Additional factors that can cause significant movement in a structure or between different elements of a structure will obviously depend on its location, exposure and function. These can include static and dynamic loading, settlement and subsidence, wind sway, vibration from machinery or traffic, direct abrasion and impact from traffic, exposure to chemicals, and in some areas even seismic events. Whilst thermal movement can create joint movement in one direction or plane, there is also the potential for simultaneous movement in other directions and/or planes, which the joint movement system must therefore also accommodate. In some instances, in addition to the sideways movement created by normal thermal expansion and contraction of a concrete slab, there is also torsional/rotary movement, which can be created by the influence of other parts of the structure, or from dynamic loading. All these possible sources of movement need to be considered if the movement joints are to be successfully and durably sealed and made watertight. For more information on how best to accommodate movement in more than one plane and typical examples and details to achieve this, including standard CAD details, please refer to the Emseal 3D Design page.

The use and types of expansion or movement joints for both buildings and civil engineering structures, are generally divided into two types:

Firstly - Smaller or lower movement joints - Generally this means a maximum joint width of 25 to 30mm, and with a maximum joint movement capability of up to 25% of the designed joint width.

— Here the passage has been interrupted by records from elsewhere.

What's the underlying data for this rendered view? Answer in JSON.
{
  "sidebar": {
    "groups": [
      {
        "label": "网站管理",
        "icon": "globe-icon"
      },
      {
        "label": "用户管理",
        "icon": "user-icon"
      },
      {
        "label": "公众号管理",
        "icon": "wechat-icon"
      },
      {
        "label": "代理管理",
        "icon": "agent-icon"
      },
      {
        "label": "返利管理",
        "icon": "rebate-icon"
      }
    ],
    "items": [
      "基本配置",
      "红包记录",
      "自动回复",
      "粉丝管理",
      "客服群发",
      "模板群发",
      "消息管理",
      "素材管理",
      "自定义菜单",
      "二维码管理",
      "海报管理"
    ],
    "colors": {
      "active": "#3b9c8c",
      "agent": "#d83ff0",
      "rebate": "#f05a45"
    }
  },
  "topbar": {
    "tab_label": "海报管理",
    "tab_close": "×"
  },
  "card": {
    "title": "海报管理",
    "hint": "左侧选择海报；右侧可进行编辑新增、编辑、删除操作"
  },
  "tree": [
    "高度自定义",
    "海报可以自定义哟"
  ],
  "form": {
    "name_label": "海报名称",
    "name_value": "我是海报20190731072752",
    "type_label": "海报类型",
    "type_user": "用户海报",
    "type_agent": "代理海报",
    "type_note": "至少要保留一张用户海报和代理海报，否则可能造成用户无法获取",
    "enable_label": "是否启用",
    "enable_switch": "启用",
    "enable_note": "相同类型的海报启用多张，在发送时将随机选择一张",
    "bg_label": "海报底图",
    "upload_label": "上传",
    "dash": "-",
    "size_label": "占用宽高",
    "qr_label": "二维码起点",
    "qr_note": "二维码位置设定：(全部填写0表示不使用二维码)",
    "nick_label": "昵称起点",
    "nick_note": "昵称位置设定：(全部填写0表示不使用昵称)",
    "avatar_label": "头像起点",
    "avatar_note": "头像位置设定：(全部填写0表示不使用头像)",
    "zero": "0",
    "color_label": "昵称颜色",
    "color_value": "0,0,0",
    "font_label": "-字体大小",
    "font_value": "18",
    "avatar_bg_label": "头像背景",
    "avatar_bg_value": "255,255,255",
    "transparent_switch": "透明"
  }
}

Secondly - Wider and / or higher movement joints – Generally this means a joint gap that is required to be wider than 25-30mm, and / or with higher movement requirements that 25% of the joint width.

This subject of joint movement capability is somewhat complex and so this is expanded further in this website on the next pages.